• WORK INSTRUCTION:
Look through the listing below and give the number of lines that hold "template". Say nothing more.

• RECORD EXCERPTS:
Content starts

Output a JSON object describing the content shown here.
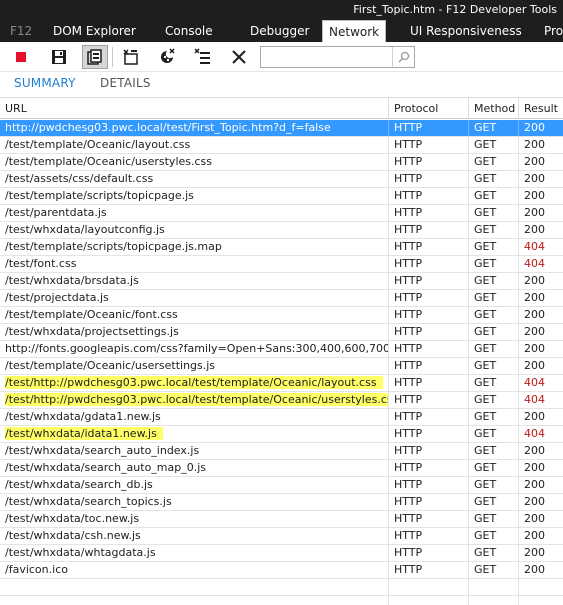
{
  "window": {
    "title": "First_Topic.htm - F12 Developer Tools"
  },
  "tabs": [
    {
      "label": "F12"
    },
    {
      "label": "DOM Explorer"
    },
    {
      "label": "Console"
    },
    {
      "label": "Debugger"
    },
    {
      "label": "Network"
    },
    {
      "label": "UI Responsiveness"
    },
    {
      "label": "Pro"
    }
  ],
  "toolbar": {
    "icons": [
      "stop-recording-icon",
      "save-icon",
      "always-refresh-icon",
      "clear-cache-icon",
      "clear-cookies-icon",
      "clear-entries-icon",
      "close-icon"
    ],
    "search": {
      "value": "",
      "placeholder": ""
    },
    "colors": {
      "stop": "#e8112d",
      "pressed": "#d6d6d6"
    }
  },
  "subtabs": {
    "summary": "SUMMARY",
    "details": "DETAILS"
  },
  "columns": {
    "url": "URL",
    "protocol": "Protocol",
    "method": "Method",
    "result": "Result"
  },
  "rows": [
    {
      "url": "http://pwdchesg03.pwc.local/test/First_Topic.htm?d_f=false",
      "protocol": "HTTP",
      "method": "GET",
      "result": "200",
      "selected": true,
      "highlight": false
    },
    {
      "url": "/test/template/Oceanic/layout.css",
      "protocol": "HTTP",
      "method": "GET",
      "result": "200",
      "selected": false,
      "highlight": false
    },
    {
      "url": "/test/template/Oceanic/userstyles.css",
      "protocol": "HTTP",
      "method": "GET",
      "result": "200",
      "selected": false,
      "highlight": false
    },
    {
      "url": "/test/assets/css/default.css",
      "protocol": "HTTP",
      "method": "GET",
      "result": "200",
      "selected": false,
      "highlight": false
    },
    {
      "url": "/test/template/scripts/topicpage.js",
      "protocol": "HTTP",
      "method": "GET",
      "result": "200",
      "selected": false,
      "highlight": false
    },
    {
      "url": "/test/parentdata.js",
      "protocol": "HTTP",
      "method": "GET",
      "result": "200",
      "selected": false,
      "highlight": false
    },
    {
      "url": "/test/whxdata/layoutconfig.js",
      "protocol": "HTTP",
      "method": "GET",
      "result": "200",
      "selected": false,
      "highlight": false
    },
    {
      "url": "/test/template/scripts/topicpage.js.map",
      "protocol": "HTTP",
      "method": "GET",
      "result": "404",
      "selected": false,
      "highlight": false
    },
    {
      "url": "/test/font.css",
      "protocol": "HTTP",
      "method": "GET",
      "result": "404",
      "selected": false,
      "highlight": false
    },
    {
      "url": "/test/whxdata/brsdata.js",
      "protocol": "HTTP",
      "method": "GET",
      "result": "200",
      "selected": false,
      "highlight": false
    },
    {
      "url": "/test/projectdata.js",
      "protocol": "HTTP",
      "method": "GET",
      "result": "200",
      "selected": false,
      "highlight": false
    },
    {
      "url": "/test/template/Oceanic/font.css",
      "protocol": "HTTP",
      "method": "GET",
      "result": "200",
      "selected": false,
      "highlight": false
    },
    {
      "url": "/test/whxdata/projectsettings.js",
      "protocol": "HTTP",
      "method": "GET",
      "result": "200",
      "selected": false,
      "highlight": false
    },
    {
      "url": "http://fonts.googleapis.com/css?family=Open+Sans:300,400,600,700,800",
      "protocol": "HTTP",
      "method": "GET",
      "result": "200",
      "selected": false,
      "highlight": false
    },
    {
      "url": "/test/template/Oceanic/usersettings.js",
      "protocol": "HTTP",
      "method": "GET",
      "result": "200",
      "selected": false,
      "highlight": false
    },
    {
      "url": "/test/http://pwdchesg03.pwc.local/test/template/Oceanic/layout.css",
      "protocol": "HTTP",
      "method": "GET",
      "result": "404",
      "selected": false,
      "highlight": true
    },
    {
      "url": "/test/http://pwdchesg03.pwc.local/test/template/Oceanic/userstyles.css",
      "protocol": "HTTP",
      "method": "GET",
      "result": "404",
      "selected": false,
      "highlight": true
    },
    {
      "url": "/test/whxdata/gdata1.new.js",
      "protocol": "HTTP",
      "method": "GET",
      "result": "200",
      "selected": false,
      "highlight": false
    },
    {
      "url": "/test/whxdata/idata1.new.js",
      "protocol": "HTTP",
      "method": "GET",
      "result": "404",
      "selected": false,
      "highlight": true
    },
    {
      "url": "/test/whxdata/search_auto_index.js",
      "protocol": "HTTP",
      "method": "GET",
      "result": "200",
      "selected": false,
      "highlight": false
    },
    {
      "url": "/test/whxdata/search_auto_map_0.js",
      "protocol": "HTTP",
      "method": "GET",
      "result": "200",
      "selected": false,
      "highlight": false
    },
    {
      "url": "/test/whxdata/search_db.js",
      "protocol": "HTTP",
      "method": "GET",
      "result": "200",
      "selected": false,
      "highlight": false
    },
    {
      "url": "/test/whxdata/search_topics.js",
      "protocol": "HTTP",
      "method": "GET",
      "result": "200",
      "selected": false,
      "highlight": false
    },
    {
      "url": "/test/whxdata/toc.new.js",
      "protocol": "HTTP",
      "method": "GET",
      "result": "200",
      "selected": false,
      "highlight": false
    },
    {
      "url": "/test/whxdata/csh.new.js",
      "protocol": "HTTP",
      "method": "GET",
      "result": "200",
      "selected": false,
      "highlight": false
    },
    {
      "url": "/test/whxdata/whtagdata.js",
      "protocol": "HTTP",
      "method": "GET",
      "result": "200",
      "selected": false,
      "highlight": false
    },
    {
      "url": "/favicon.ico",
      "protocol": "HTTP",
      "method": "GET",
      "result": "200",
      "selected": false,
      "highlight": false
    }
  ],
  "colors": {
    "selected_row": "#3399ff",
    "highlight": "#ffff66",
    "error_result": "#c01818",
    "accent": "#1e7fcf"
  }
}
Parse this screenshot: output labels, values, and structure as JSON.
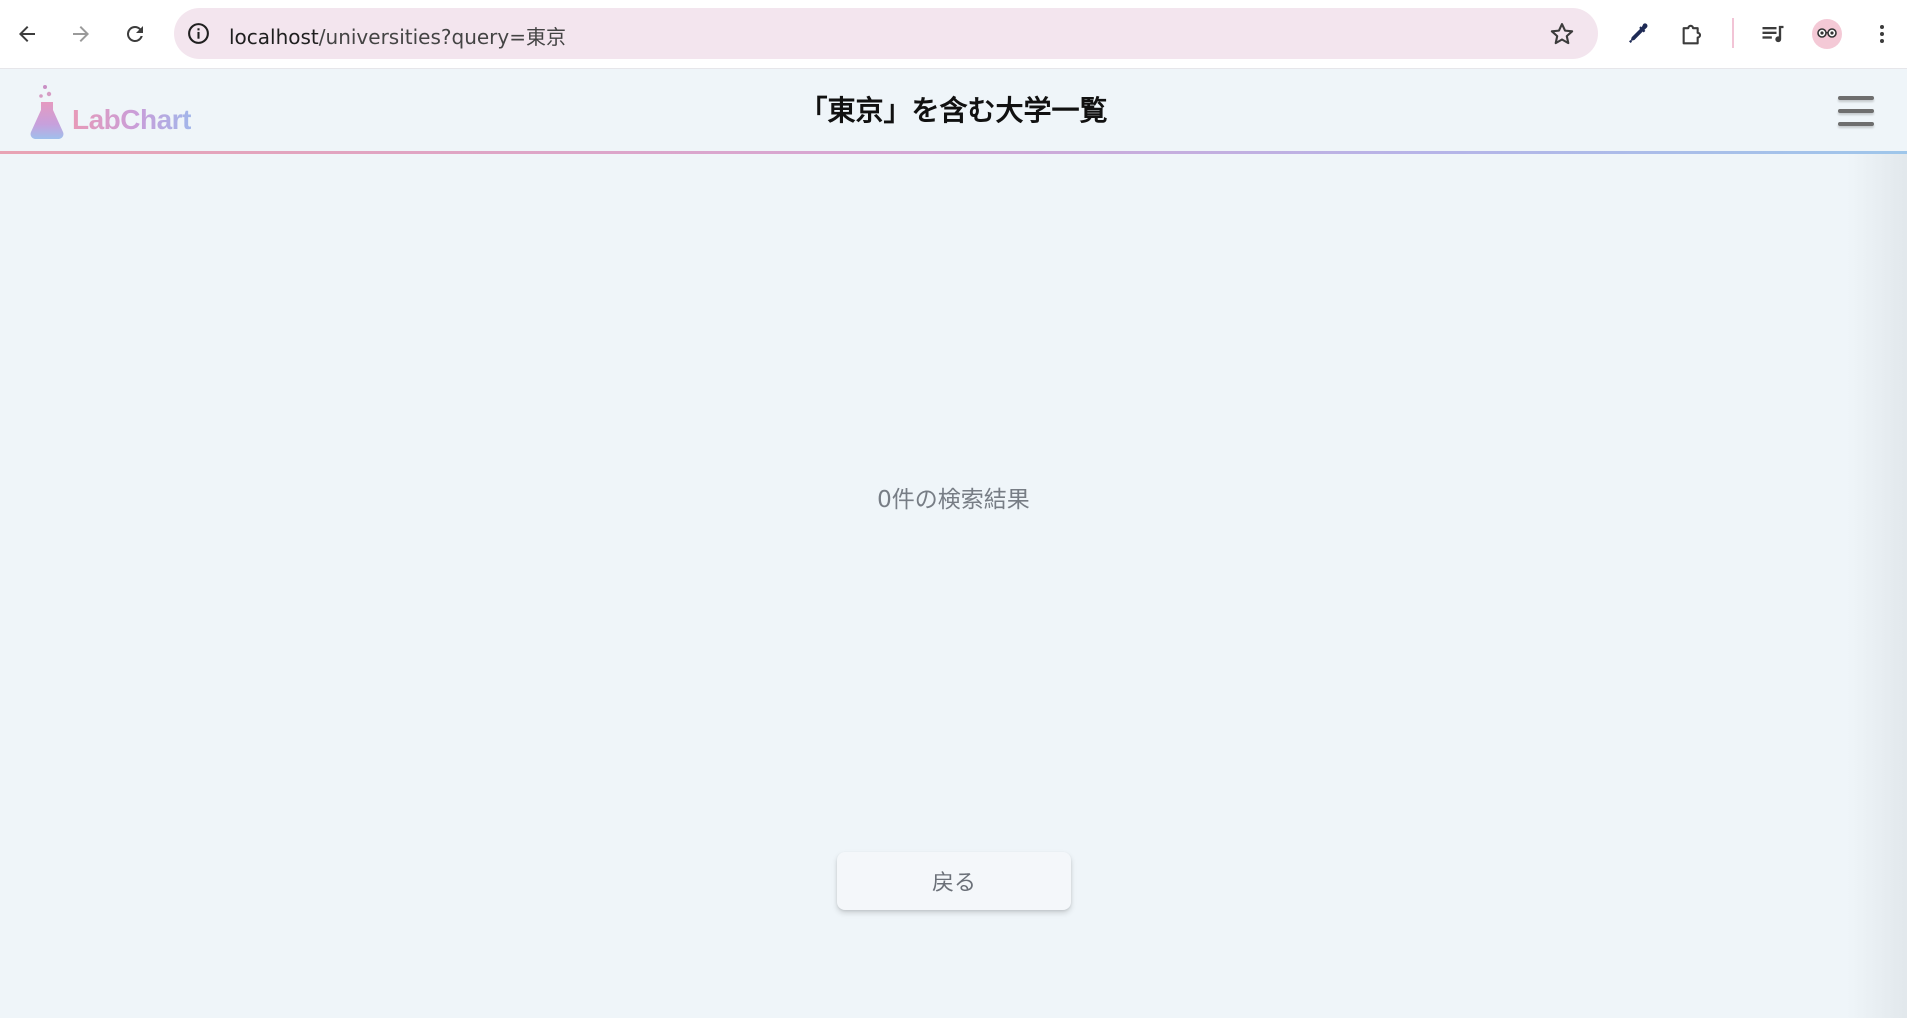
{
  "browser": {
    "url_host": "localhost",
    "url_path": "/universities?query=東京",
    "icons": {
      "back": "arrow-left-icon",
      "forward": "arrow-right-icon",
      "reload": "reload-icon",
      "site_info": "info-icon",
      "bookmark": "star-icon",
      "eyedropper": "eyedropper-icon",
      "extensions": "puzzle-icon",
      "media": "playlist-icon",
      "profile": "profile-avatar-icon",
      "menu": "more-vertical-icon"
    }
  },
  "header": {
    "logo_text": "LabChart",
    "title": "「東京」を含む大学一覧",
    "menu_icon": "hamburger-menu-icon"
  },
  "main": {
    "result_count": "0件の検索結果",
    "back_label": "戻る"
  },
  "colors": {
    "page_background": "#eff5f9",
    "omnibox_background": "#f3e5ee",
    "accent_pink": "#e79ab8",
    "accent_blue": "#a2b6ea",
    "muted_text": "#777d85"
  }
}
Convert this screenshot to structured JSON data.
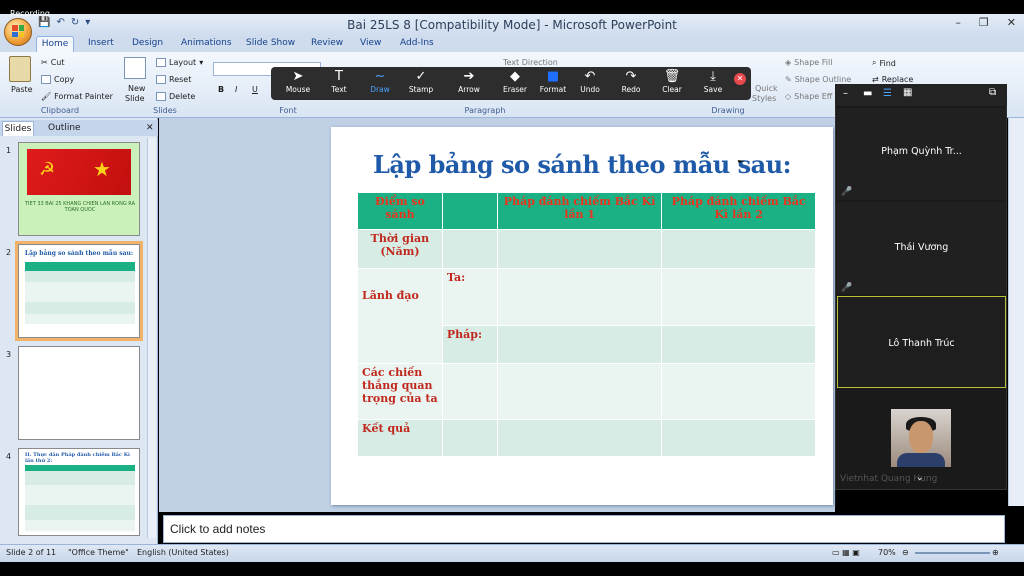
{
  "recording": "Recording",
  "window_title": "Bai 25LS 8 [Compatibility Mode] - Microsoft PowerPoint",
  "ribbon_tabs": [
    "Home",
    "Insert",
    "Design",
    "Animations",
    "Slide Show",
    "Review",
    "View",
    "Add-Ins"
  ],
  "clipboard": {
    "paste": "Paste",
    "cut": "Cut",
    "copy": "Copy",
    "format_painter": "Format Painter",
    "label": "Clipboard"
  },
  "slides_group": {
    "new_slide_1": "New",
    "new_slide_2": "Slide",
    "layout": "Layout",
    "reset": "Reset",
    "delete": "Delete",
    "label": "Slides"
  },
  "font_group": {
    "label": "Font",
    "bold": "B",
    "italic": "I",
    "underline": "U"
  },
  "paragraph_group": {
    "label": "Paragraph",
    "text_direction": "Text Direction"
  },
  "drawing_group": {
    "label": "Drawing",
    "quick_styles_1": "Quick",
    "quick_styles_2": "Styles",
    "shape_fill": "Shape Fill",
    "shape_outline": "Shape Outline",
    "shape_effects": "Shape Eff"
  },
  "editing_group": {
    "find": "Find",
    "replace": "Replace"
  },
  "annotate_toolbar": [
    {
      "glyph": "➤",
      "label": "Mouse"
    },
    {
      "glyph": "T",
      "label": "Text"
    },
    {
      "glyph": "∼",
      "label": "Draw"
    },
    {
      "glyph": "✓",
      "label": "Stamp"
    },
    {
      "glyph": "➔",
      "label": "Arrow"
    },
    {
      "glyph": "◆",
      "label": "Eraser"
    },
    {
      "glyph": "■",
      "label": "Format"
    },
    {
      "glyph": "↶",
      "label": "Undo"
    },
    {
      "glyph": "↷",
      "label": "Redo"
    },
    {
      "glyph": "🗑",
      "label": "Clear"
    },
    {
      "glyph": "⤓",
      "label": "Save"
    }
  ],
  "panel": {
    "slides_tab": "Slides",
    "outline_tab": "Outline"
  },
  "thumbnails": [
    {
      "num": "1",
      "caption": "TIET 33 BAI 25 KHANG CHIEN LAN RONG RA TOAN QUOC"
    },
    {
      "num": "2",
      "caption": "Lập bảng so sánh theo mẫu sau:"
    },
    {
      "num": "3",
      "caption": ""
    },
    {
      "num": "4",
      "caption": "II. Thực dân Pháp đánh chiếm Bắc Kì lần thứ 2:"
    }
  ],
  "slide": {
    "title": "Lập bảng so sánh theo mẫu sau:",
    "header": [
      "Điểm so sánh",
      "",
      "Pháp đánh chiếm Bắc Kì lần 1",
      "Pháp đánh chiếm Bắc Kì lần 2"
    ],
    "rows": [
      {
        "label": "Thời gian (Năm)",
        "sub": ""
      },
      {
        "label": "Lãnh đạo",
        "sub": "Ta:"
      },
      {
        "label": "",
        "sub": "Pháp:"
      },
      {
        "label": "Các chiến thắng quan trọng của ta",
        "sub": ""
      },
      {
        "label": "Kết quả",
        "sub": ""
      }
    ]
  },
  "notes_placeholder": "Click to add notes",
  "status": {
    "slide": "Slide 2 of 11",
    "theme": "\"Office Theme\"",
    "language": "English (United States)",
    "zoom": "70%"
  },
  "participants": [
    {
      "name": "Phạm Quỳnh Tr...",
      "muted": true
    },
    {
      "name": "Thái Vương",
      "muted": true
    },
    {
      "name": "Lô Thanh Trúc",
      "muted": false
    }
  ],
  "video_participant": "Vietnhat Quang Hung"
}
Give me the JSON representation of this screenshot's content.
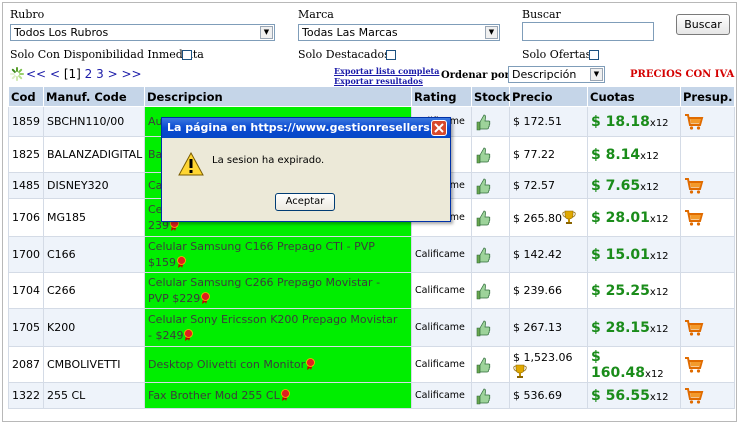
{
  "filters": {
    "rubro_label": "Rubro",
    "rubro_value": "Todos Los Rubros",
    "marca_label": "Marca",
    "marca_value": "Todas Las Marcas",
    "buscar_label": "Buscar",
    "buscar_value": "",
    "buscar_button": "Buscar",
    "solo_disponibilidad": "Solo Con Disponibilidad Inmediata",
    "solo_destacados": "Solo Destacados",
    "solo_ofertas": "Solo Ofertas"
  },
  "pager": {
    "prev_first": "<<",
    "prev": "<",
    "current": "[1]",
    "page2": "2",
    "page3": "3",
    "next": ">",
    "next_last": ">>"
  },
  "export": {
    "lista_completa": "Exportar lista completa",
    "resultados": "Exportar resultados"
  },
  "order": {
    "label": "Ordenar por:",
    "value": "Descripción"
  },
  "precios_con_iva": "PRECIOS CON IVA",
  "table": {
    "headers": [
      "Cod",
      "Manuf. Code",
      "Descripcion",
      "Rating",
      "Stock",
      "Precio",
      "Cuotas",
      "Presup."
    ],
    "rows": [
      {
        "cod": "1859",
        "manuf": "SBCHN110/00",
        "desc": "Auricular Philips In-Ear SBCHN110/00 (C",
        "rating": "Calificame",
        "precio": "$ 172.51",
        "cuota": "$ 18.18",
        "cuota_x": "x12"
      },
      {
        "cod": "1825",
        "manuf": "BALANZADIGITAL",
        "desc": "Ba",
        "rating": "☆☆",
        "precio": "$ 77.22",
        "cuota": "$ 8.14",
        "cuota_x": "x12"
      },
      {
        "cod": "1485",
        "manuf": "DISNEY320",
        "desc": "Ca",
        "rating": "Calificame",
        "precio": "$ 72.57",
        "cuota": "$ 7.65",
        "cuota_x": "x12"
      },
      {
        "cod": "1706",
        "manuf": "MG185",
        "desc": "Ce",
        "desc2": "239",
        "rating": "Calificame",
        "precio": "$ 265.80",
        "cuota": "$ 28.01",
        "cuota_x": "x12"
      },
      {
        "cod": "1700",
        "manuf": "C166",
        "desc": "Celular Samsung C166 Prepago CTI - PVP",
        "desc2": "$159",
        "rating": "Calificame",
        "precio": "$ 142.42",
        "cuota": "$ 15.01",
        "cuota_x": "x12"
      },
      {
        "cod": "1704",
        "manuf": "C266",
        "desc": "Celular Samsung C266 Prepago Movistar -",
        "desc2": "PVP $229",
        "rating": "Calificame",
        "precio": "$ 239.66",
        "cuota": "$ 25.25",
        "cuota_x": "x12"
      },
      {
        "cod": "1705",
        "manuf": "K200",
        "desc": "Celular Sony Ericsson K200 Prepago Movistar",
        "desc2": "- $249",
        "rating": "Calificame",
        "precio": "$ 267.13",
        "cuota": "$ 28.15",
        "cuota_x": "x12"
      },
      {
        "cod": "2087",
        "manuf": "CMBOLIVETTI",
        "desc": "Desktop Olivetti con Monitor",
        "rating": "Calificame",
        "precio": "$ 1,523.06",
        "cuota": "$ 160.48",
        "cuota_x": "x12"
      },
      {
        "cod": "1322",
        "manuf": "255 CL",
        "desc": "Fax Brother Mod 255 CL",
        "rating": "Calificame",
        "precio": "$ 536.69",
        "cuota": "$ 56.55",
        "cuota_x": "x12"
      }
    ]
  },
  "dialog": {
    "title": "La página en https://www.gestionresellers...",
    "message": "La sesion ha expirado.",
    "ok_button": "Aceptar"
  },
  "colors": {
    "header_bg": "#c5d5e8",
    "desc_bg": "#00ee00",
    "cuota_green": "#1a8c1a",
    "precios_red": "#d40000",
    "link_blue": "#1a1aa8"
  }
}
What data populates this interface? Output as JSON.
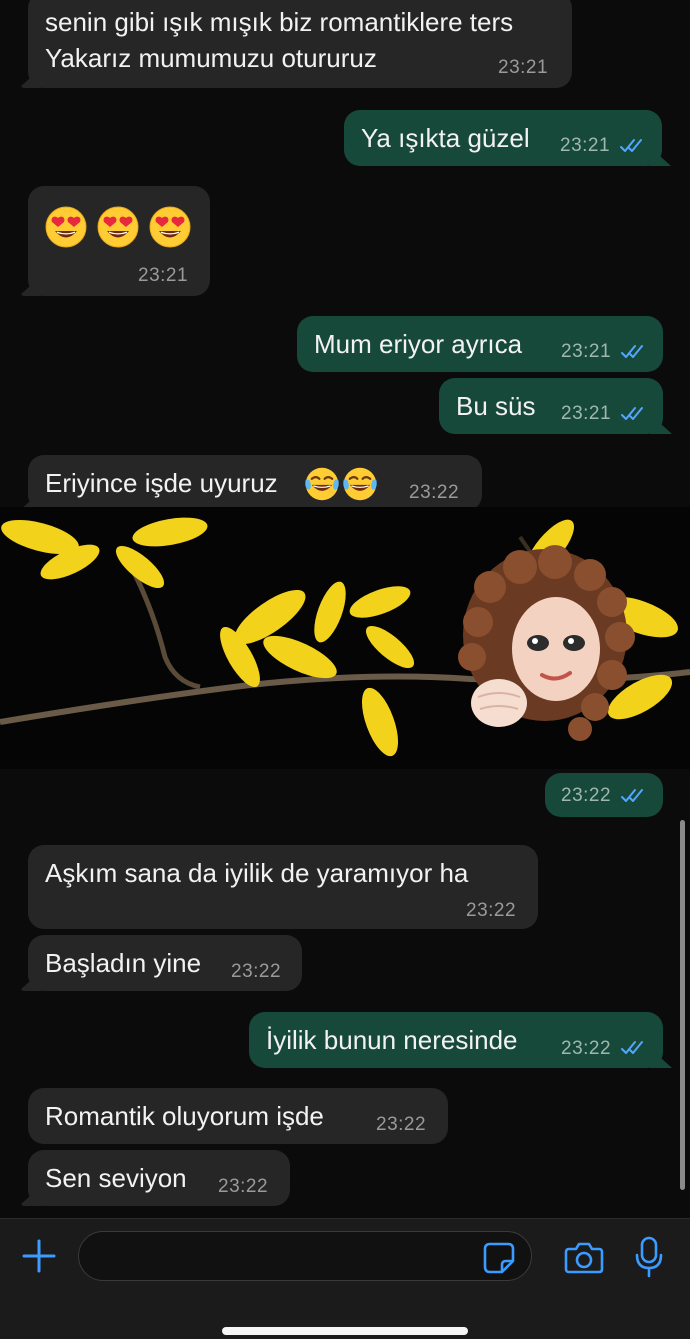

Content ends

• OUTPUT OF THE TASK:
8